1. Set yourself some crazy goals. Try and come up with some outcomes that would really push you beyond anything you ever thought possible. I always said 50,000 words is a bit of a nutty goal for academic writing in one month (it works out at something like 2,500 words a day and that’s just bonkers) but if you’re bonkers, go ahead and set that target. Otherwise, think about how much you are comfortably able to write a day and set yourself the task of regularly exceeding that amount. If you can manage 300 words a day then we want 400, if you can do 1000, then we want 1500 – something like that. Last year, a lot of people preferred setting themselves a time-based goal. They would try to write for so many hours a day or week and often used the Pomodoro technique to count units of productive time. If that’s your thing, go for it! How about sneaking in an extra Pomodoro a day? Or, look at all the writing tasks you’ve got to achieve over the next few months and decide to get a set amount of them done in November. In the US it’s job season, so how about you count your job-letter-writing-time. Or article drafts maybe?
2. Publicly declare your participation and goals. You can do this by adding to the comments of this very blog post, by tweeting using the hashtag #AcWriMo, or by writing on our PhD2Published Facebook page. Being accountable is key to this working for you as a way to push yourself, but if you want to silently take part, at least tell a friend who is likely to hold you to it. [edit: you can now also add your goals to and keep track of your progress with Jenn’s AcWriMo Accountability Spreadsheet - thanks Jenn!]
3. Draft a strategy. This is essential if you’re going to make a success of this. Sitting down to write without preparation is the first step towards being struck down with writer’s block. We’ll be blogging and tweeting lots of ideas to help you, so before you start, work out a strategy for how you’ll tackle your set tasks. For example, establish how much you’ll need to write a day, and on which days you can definitely do this. Offload as much other work as you can, and get in some supplies (we recommend stocking up on decent coffee of course). Think about how you work best and adopt that approach from the start – this means planning everything from comfy clothes to reading sessions.
4. Discuss what you’re doing. OK so being on Twitter and Facebook with us all day isn’t acceptable – you’ve got work to do – but checking-in at certain times is imperative! We want to know how you’re getting on? What is working for you and what isn’t? We want you to tell us all if you need help with something but also to celebrate your successes with us too. And nothing is TMI when it’s AcWriMo because that’s the point: sharing!

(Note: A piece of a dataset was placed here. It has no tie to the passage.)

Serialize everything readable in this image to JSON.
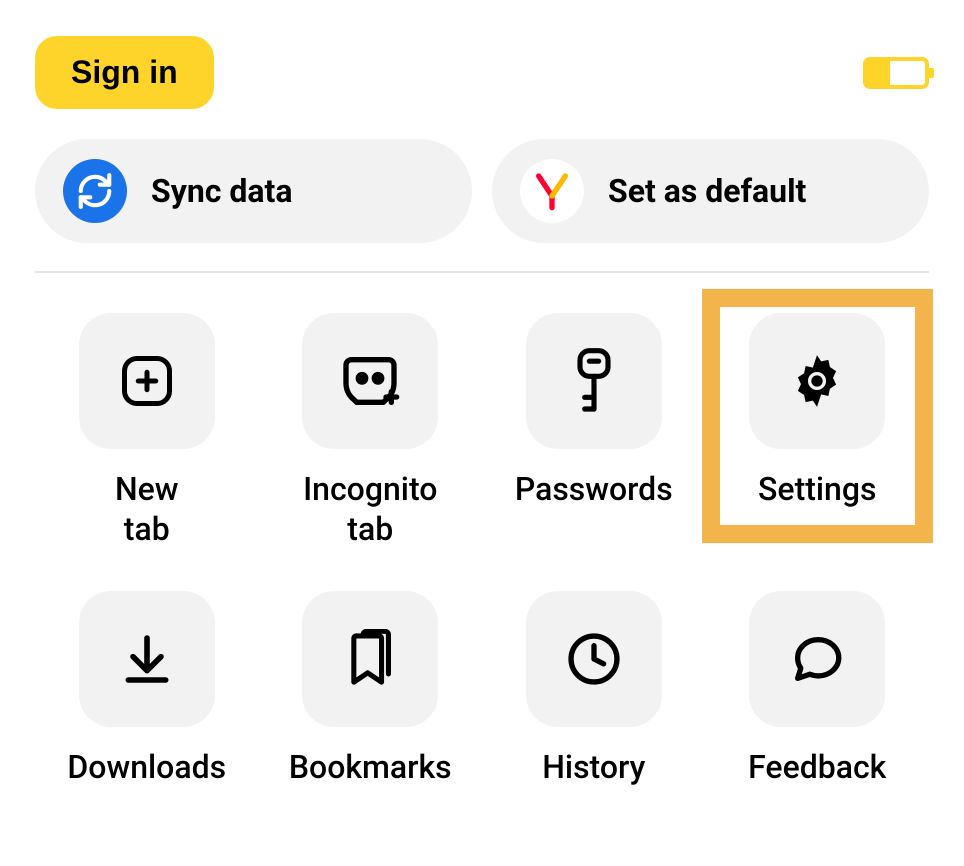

5. Don’t slack off. As participant Bettina said of AcBoWriMo, you must ‘write like there’s no December!’ But guess what? If you work super hard now, there’s going to be more December to go round. Remember how December usually creeps up on you and suddenly its Christmas Eve and you’ve failed to buy gifts or take time out for yourself. Well, if you put the work in now, there’ll be so much December you won’t know what to do with it all!
6. Publicly declare your results – and please be honest! As a writing community, we’ll all benefit from sharing in your achievements, but it is also good to see what works and what doesn’t. And if you don’t make your targets, you’ll still be achieving the selfless goal of making the rest of us feel more normal – so it’s a community win/win really.
We’re raring to go, we hope you are too?!